### Work order
You are to retype all of the data exactly as it appears.

### Provided entries
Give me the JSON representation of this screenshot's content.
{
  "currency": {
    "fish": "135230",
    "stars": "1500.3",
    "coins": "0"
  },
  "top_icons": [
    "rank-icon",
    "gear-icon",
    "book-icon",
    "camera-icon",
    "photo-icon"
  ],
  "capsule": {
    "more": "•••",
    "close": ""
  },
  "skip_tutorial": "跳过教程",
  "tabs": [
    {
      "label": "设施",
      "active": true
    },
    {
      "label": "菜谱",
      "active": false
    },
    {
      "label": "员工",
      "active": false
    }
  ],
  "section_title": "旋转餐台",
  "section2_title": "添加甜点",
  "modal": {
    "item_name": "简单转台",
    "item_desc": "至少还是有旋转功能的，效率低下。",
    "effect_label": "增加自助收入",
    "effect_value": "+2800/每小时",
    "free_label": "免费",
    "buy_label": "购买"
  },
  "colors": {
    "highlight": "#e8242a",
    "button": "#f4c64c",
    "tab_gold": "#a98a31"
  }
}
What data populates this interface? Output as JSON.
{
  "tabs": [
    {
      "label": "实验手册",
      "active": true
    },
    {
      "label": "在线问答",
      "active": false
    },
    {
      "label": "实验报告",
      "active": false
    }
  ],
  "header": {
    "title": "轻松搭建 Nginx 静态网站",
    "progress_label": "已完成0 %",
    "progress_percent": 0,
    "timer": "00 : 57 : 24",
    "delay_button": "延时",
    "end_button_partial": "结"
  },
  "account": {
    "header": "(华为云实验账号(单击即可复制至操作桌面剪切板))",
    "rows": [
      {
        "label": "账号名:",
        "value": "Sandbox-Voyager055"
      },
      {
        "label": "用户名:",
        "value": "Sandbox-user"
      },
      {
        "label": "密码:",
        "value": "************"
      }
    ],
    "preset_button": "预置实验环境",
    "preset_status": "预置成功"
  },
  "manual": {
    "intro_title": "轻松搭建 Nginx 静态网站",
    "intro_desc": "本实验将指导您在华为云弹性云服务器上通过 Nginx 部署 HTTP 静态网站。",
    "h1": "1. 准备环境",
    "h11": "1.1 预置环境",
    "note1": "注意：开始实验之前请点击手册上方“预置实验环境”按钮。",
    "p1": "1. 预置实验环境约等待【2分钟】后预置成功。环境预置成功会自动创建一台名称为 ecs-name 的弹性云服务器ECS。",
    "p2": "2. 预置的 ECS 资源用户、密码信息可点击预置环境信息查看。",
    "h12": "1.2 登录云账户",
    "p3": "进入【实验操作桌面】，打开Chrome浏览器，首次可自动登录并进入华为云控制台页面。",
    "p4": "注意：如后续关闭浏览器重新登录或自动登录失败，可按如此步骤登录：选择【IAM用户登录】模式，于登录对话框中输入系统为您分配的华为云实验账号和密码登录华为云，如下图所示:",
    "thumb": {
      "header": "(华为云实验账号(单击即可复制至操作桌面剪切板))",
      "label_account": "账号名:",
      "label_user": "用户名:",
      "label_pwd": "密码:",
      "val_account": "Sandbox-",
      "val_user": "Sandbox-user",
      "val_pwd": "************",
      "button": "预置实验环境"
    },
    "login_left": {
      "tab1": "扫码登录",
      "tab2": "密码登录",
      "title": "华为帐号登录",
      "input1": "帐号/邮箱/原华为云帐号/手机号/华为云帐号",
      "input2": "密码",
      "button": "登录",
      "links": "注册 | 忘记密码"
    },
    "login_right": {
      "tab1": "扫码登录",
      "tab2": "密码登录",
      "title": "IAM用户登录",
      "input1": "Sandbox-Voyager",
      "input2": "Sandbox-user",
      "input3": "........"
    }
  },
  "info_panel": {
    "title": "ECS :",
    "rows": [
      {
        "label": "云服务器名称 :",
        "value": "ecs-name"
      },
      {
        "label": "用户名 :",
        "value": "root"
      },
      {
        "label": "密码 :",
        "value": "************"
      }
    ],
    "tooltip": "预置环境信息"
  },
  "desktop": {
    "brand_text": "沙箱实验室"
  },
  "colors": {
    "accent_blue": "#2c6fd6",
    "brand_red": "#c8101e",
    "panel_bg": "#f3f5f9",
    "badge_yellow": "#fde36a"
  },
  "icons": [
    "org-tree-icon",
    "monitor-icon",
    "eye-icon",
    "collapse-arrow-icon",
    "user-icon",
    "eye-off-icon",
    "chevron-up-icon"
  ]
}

### Completed exercise
Give me the JSON representation of this screenshot's content.
{
  "currency": {
    "fish": "135230",
    "stars": "1500.3",
    "coins": "0"
  },
  "top_icons": [
    "rank-icon",
    "gear-icon",
    "book-icon",
    "camera-icon",
    "photo-icon"
  ],
  "capsule": {
    "more": "•••",
    "close": ""
  },
  "skip_tutorial": "跳过教程",
  "tabs": [
    {
      "label": "设施",
      "active": true
    },
    {
      "label": "菜谱",
      "active": false
    },
    {
      "label": "员工",
      "active": false
    }
  ],
  "section_title": "旋转餐台",
  "section2_title": "添加甜点",
  "modal": {
    "item_name": "简单转台",
    "item_desc": "至少还是有旋转功能的，效率低下。",
    "effect_label": "增加自助收入",
    "effect_value": "+2800/每小时",
    "free_label": "免费",
    "buy_label": "购买"
  },
  "colors": {
    "highlight": "#e8242a",
    "button": "#f4c64c",
    "tab_gold": "#a98a31"
  }
}
What data populates this interface? Output as JSON.
{
  "tabs": [
    {
      "label": "实验手册",
      "active": true
    },
    {
      "label": "在线问答",
      "active": false
    },
    {
      "label": "实验报告",
      "active": false
    }
  ],
  "header": {
    "title": "轻松搭建 Nginx 静态网站",
    "progress_label": "已完成0 %",
    "progress_percent": 0,
    "timer": "00 : 57 : 24",
    "delay_button": "延时",
    "end_button_partial": "结"
  },
  "account": {
    "header": "(华为云实验账号(单击即可复制至操作桌面剪切板))",
    "rows": [
      {
        "label": "账号名:",
        "value": "Sandbox-Voyager055"
      },
      {
        "label": "用户名:",
        "value": "Sandbox-user"
      },
      {
        "label": "密码:",
        "value": "************"
      }
    ],
    "preset_button": "预置实验环境",
    "preset_status": "预置成功"
  },
  "manual": {
    "intro_title": "轻松搭建 Nginx 静态网站",
    "intro_desc": "本实验将指导您在华为云弹性云服务器上通过 Nginx 部署 HTTP 静态网站。",
    "h1": "1. 准备环境",
    "h11": "1.1 预置环境",
    "note1": "注意：开始实验之前请点击手册上方“预置实验环境”按钮。",
    "p1": "1. 预置实验环境约等待【2分钟】后预置成功。环境预置成功会自动创建一台名称为 ecs-name 的弹性云服务器ECS。",
    "p2": "2. 预置的 ECS 资源用户、密码信息可点击预置环境信息查看。",
    "h12": "1.2 登录云账户",
    "p3": "进入【实验操作桌面】，打开Chrome浏览器，首次可自动登录并进入华为云控制台页面。",
    "p4": "注意：如后续关闭浏览器重新登录或自动登录失败，可按如此步骤登录：选择【IAM用户登录】模式，于登录对话框中输入系统为您分配的华为云实验账号和密码登录华为云，如下图所示:",
    "thumb": {
      "header": "(华为云实验账号(单击即可复制至操作桌面剪切板))",
      "label_account": "账号名:",
      "label_user": "用户名:",
      "label_pwd": "密码:",
      "val_account": "Sandbox-",
      "val_user": "Sandbox-user",
      "val_pwd": "************",
      "button": "预置实验环境"
    },
    "login_left": {
      "tab1": "扫码登录",
      "tab2": "密码登录",
      "title": "华为帐号登录",
      "input1": "帐号/邮箱/原华为云帐号/手机号/华为云帐号",
      "input2": "密码",
      "button": "登录",
      "links": "注册 | 忘记密码"
    },
    "login_right": {
      "tab1": "扫码登录",
      "tab2": "密码登录",
      "title": "IAM用户登录",
      "input1": "Sandbox-Voyager",
      "input2": "Sandbox-user",
      "input3": "........"
    }
  },
  "info_panel": {
    "title": "ECS :",
    "rows": [
      {
        "label": "云服务器名称 :",
        "value": "ecs-name"
      },
      {
        "label": "用户名 :",
        "value": "root"
      },
      {
        "label": "密码 :",
        "value": "************"
      }
    ],
    "tooltip": "预置环境信息"
  },
  "desktop": {
    "brand_text": "沙箱实验室"
  },
  "colors": {
    "accent_blue": "#2c6fd6",
    "brand_red": "#c8101e",
    "panel_bg": "#f3f5f9",
    "badge_yellow": "#fde36a"
  },
  "icons": [
    "org-tree-icon",
    "monitor-icon",
    "eye-icon",
    "collapse-arrow-icon",
    "user-icon",
    "eye-off-icon",
    "chevron-up-icon"
  ]
}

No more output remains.